→ TASK STATEMENT
Where the word "glyph" occurs in a line of the listing below, copy that line.

(STUDY MATERIAL begins)

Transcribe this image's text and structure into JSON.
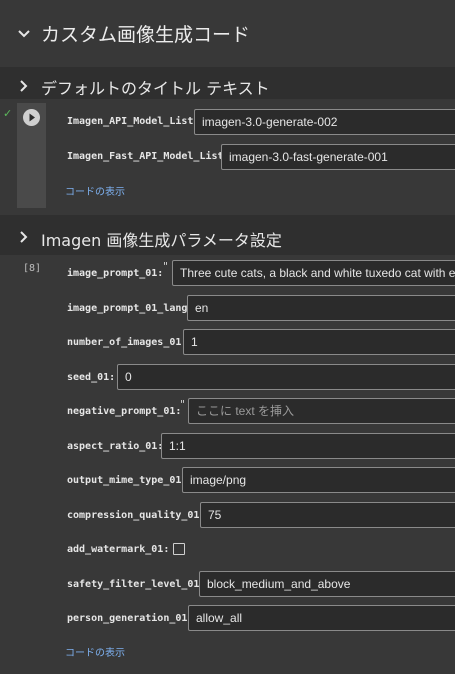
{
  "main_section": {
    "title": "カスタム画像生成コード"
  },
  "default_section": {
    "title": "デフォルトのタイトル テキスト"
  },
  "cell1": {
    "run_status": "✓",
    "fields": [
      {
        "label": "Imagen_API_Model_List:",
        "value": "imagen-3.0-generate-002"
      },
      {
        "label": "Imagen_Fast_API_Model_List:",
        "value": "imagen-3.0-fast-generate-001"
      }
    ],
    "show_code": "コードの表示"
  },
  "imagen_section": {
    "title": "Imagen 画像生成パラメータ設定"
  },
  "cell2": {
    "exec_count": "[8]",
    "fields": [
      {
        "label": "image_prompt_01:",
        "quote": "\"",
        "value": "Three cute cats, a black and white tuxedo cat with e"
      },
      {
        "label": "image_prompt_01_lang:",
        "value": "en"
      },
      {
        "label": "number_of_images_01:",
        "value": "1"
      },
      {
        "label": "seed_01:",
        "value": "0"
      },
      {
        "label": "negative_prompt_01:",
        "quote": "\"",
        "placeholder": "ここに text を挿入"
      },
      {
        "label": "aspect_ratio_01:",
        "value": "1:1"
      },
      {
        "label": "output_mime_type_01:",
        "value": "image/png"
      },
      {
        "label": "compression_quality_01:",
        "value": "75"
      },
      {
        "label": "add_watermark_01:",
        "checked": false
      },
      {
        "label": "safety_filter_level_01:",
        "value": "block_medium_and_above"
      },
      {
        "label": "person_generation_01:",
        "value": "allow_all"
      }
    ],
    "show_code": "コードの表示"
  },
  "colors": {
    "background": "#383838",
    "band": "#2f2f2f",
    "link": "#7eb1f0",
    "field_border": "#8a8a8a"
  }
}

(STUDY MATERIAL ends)
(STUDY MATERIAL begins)

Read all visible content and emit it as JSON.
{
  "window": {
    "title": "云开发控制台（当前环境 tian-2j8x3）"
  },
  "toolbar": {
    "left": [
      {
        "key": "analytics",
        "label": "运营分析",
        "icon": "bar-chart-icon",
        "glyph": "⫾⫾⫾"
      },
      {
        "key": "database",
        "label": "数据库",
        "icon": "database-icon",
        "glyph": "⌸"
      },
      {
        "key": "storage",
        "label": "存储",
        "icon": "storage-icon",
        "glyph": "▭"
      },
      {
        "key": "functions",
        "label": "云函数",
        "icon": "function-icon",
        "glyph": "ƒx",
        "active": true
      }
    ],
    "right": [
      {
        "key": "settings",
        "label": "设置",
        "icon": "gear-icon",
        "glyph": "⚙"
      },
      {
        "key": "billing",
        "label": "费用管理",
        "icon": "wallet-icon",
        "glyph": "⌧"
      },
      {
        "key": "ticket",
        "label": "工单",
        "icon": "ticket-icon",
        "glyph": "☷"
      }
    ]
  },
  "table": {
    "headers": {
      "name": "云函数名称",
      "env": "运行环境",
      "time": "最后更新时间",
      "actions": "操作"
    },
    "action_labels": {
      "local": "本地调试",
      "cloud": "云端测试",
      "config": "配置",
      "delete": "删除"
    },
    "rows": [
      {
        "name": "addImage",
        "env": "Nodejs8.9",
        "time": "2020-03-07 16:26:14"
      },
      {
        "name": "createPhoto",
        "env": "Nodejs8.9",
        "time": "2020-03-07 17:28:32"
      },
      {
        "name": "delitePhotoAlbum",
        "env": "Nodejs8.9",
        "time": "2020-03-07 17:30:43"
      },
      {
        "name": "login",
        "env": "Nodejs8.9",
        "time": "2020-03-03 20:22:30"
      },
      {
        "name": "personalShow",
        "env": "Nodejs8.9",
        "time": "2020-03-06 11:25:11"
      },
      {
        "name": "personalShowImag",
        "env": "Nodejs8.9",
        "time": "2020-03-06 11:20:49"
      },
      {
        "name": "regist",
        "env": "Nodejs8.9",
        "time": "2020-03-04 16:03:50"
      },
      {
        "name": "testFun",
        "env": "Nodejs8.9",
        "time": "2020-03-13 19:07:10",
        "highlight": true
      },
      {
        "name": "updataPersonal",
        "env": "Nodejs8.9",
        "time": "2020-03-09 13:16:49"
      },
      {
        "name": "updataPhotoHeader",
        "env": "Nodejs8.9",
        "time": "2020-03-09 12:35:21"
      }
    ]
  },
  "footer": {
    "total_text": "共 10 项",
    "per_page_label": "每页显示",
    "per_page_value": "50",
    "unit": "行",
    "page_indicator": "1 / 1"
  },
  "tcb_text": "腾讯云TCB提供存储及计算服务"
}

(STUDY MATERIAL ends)
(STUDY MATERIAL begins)

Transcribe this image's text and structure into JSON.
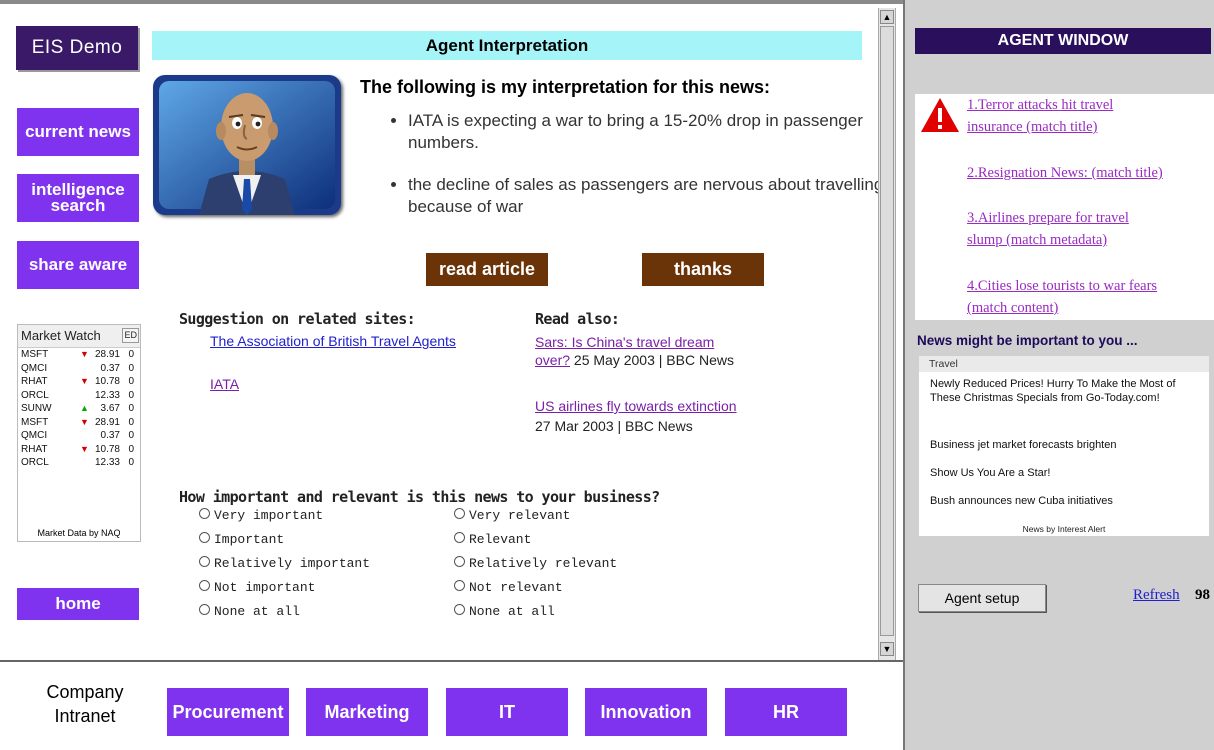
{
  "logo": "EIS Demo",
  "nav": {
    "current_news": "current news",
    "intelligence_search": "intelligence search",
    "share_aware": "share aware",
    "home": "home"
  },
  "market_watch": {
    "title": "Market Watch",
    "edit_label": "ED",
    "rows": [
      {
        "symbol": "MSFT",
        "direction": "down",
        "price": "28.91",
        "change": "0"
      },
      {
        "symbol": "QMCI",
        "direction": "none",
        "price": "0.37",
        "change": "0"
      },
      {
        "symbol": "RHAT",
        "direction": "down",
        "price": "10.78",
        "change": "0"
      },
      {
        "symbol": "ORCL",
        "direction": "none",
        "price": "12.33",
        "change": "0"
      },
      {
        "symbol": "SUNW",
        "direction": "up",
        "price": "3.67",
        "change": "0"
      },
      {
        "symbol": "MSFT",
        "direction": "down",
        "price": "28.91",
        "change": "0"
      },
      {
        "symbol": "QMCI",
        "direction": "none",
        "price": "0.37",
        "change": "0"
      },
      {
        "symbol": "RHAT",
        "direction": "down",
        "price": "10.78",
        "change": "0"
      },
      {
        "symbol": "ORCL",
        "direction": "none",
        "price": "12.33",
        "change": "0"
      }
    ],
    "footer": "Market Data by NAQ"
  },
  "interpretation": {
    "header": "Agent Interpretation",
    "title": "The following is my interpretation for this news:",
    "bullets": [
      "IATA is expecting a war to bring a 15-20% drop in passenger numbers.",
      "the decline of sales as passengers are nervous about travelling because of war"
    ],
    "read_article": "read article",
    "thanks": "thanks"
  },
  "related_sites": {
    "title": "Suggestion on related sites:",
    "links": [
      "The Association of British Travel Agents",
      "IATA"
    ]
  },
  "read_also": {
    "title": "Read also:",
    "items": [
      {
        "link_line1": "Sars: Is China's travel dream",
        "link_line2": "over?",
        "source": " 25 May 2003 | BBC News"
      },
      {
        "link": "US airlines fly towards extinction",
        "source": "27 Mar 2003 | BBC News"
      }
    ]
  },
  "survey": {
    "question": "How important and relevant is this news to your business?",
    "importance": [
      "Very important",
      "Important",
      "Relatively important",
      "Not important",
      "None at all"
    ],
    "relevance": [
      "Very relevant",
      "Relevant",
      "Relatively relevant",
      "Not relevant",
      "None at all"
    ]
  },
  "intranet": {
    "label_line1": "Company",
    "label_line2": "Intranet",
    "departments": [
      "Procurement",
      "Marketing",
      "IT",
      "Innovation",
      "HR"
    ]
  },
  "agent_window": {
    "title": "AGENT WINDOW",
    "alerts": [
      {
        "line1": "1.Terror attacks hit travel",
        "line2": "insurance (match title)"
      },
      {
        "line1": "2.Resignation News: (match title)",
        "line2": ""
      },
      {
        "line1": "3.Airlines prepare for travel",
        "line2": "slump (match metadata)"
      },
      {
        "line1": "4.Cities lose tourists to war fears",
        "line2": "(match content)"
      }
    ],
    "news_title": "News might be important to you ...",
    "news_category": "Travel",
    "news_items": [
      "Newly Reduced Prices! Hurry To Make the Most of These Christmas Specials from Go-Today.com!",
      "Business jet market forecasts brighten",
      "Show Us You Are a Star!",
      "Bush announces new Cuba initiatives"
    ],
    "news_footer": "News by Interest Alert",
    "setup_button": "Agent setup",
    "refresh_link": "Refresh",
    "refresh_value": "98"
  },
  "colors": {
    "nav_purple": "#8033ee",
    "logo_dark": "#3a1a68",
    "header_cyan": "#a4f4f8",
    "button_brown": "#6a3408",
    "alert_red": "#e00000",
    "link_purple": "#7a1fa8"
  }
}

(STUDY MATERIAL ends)

→ ANSWER SECTION
        "glyph": "⫾⫾⫾"
        "glyph": "⌸"
        "glyph": "▭"
        "glyph": "ƒx",
        "glyph": "⚙"
        "glyph": "⌧"
        "glyph": "☷"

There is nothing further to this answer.